A proposed $200,000 study could look at whether Seattle should consider "congestion pricing" on some city streets in case drivers avoid tolls on the new State Route 99 tunnel.
The not-yet-approved budget request would look at the effects of putting tolls on the tunnel “and explore options, such as congestion pricing, to help manage impacts to local streets and transit travel times.”
The tunnel is set to open in 2019, but drivers are expected to avoid it so they don't have to pay the tolls -- similar to what happened when tolls started on the State Route 520 floating bridge.
Toll rates for the new tunnel have not yet been determined.
Seattle City Councilmember Mike O'Brien wants to study who will use the tunnel, who will avoid it, and what the city can do to make sure surface streets don't become too clogged to function.
"If more vehicles come into our city do we need more dedicated lanes for transit?" he asked. "If we do that, what does it mean for those people who are still driving?
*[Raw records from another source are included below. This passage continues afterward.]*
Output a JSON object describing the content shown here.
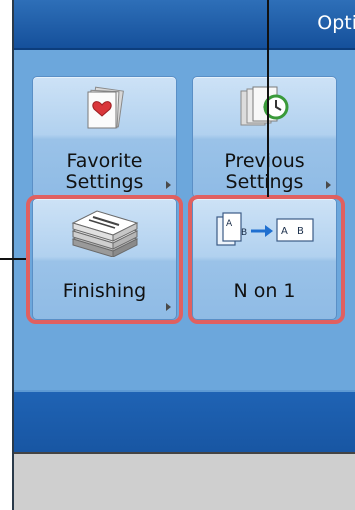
{
  "header": {
    "title": "Opti"
  },
  "tiles": [
    {
      "label_line1": "Favorite",
      "label_line2": "Settings",
      "icon": "favorite-heart-icon"
    },
    {
      "label_line1": "Previous",
      "label_line2": "Settings",
      "icon": "previous-settings-clock-icon"
    },
    {
      "label": "Finishing",
      "icon": "finishing-stack-icon"
    },
    {
      "label": "N on 1",
      "icon": "n-on-1-icon"
    }
  ],
  "n_on_1_icon_letters": [
    "A",
    "B"
  ],
  "colors": {
    "title_bar": "#15509b",
    "panel": "#6ca7dc",
    "highlight": "#e06060",
    "bottom_bar": "#1856a3"
  }
}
And who are those people who are still driving? Are they people who have no choice but to drive? Or could they take transit if we got them some good transit options?"
London is one of a handful of metropolitan cities around the world that implemented such a program to help mitigate traffic. Drivers pay a fee of 11.50£ a day (about $15), to access the city streets within the downtown corridor during business hours.
Mayoral candidates Jenny Durkan and Cary Moon have reportedly said the city should look at "congestion pricing" in downtown Seattle.
Several cities in Europe have zones where you must have a permit to drive in downtown areas. Not having a permit can result in steep fines.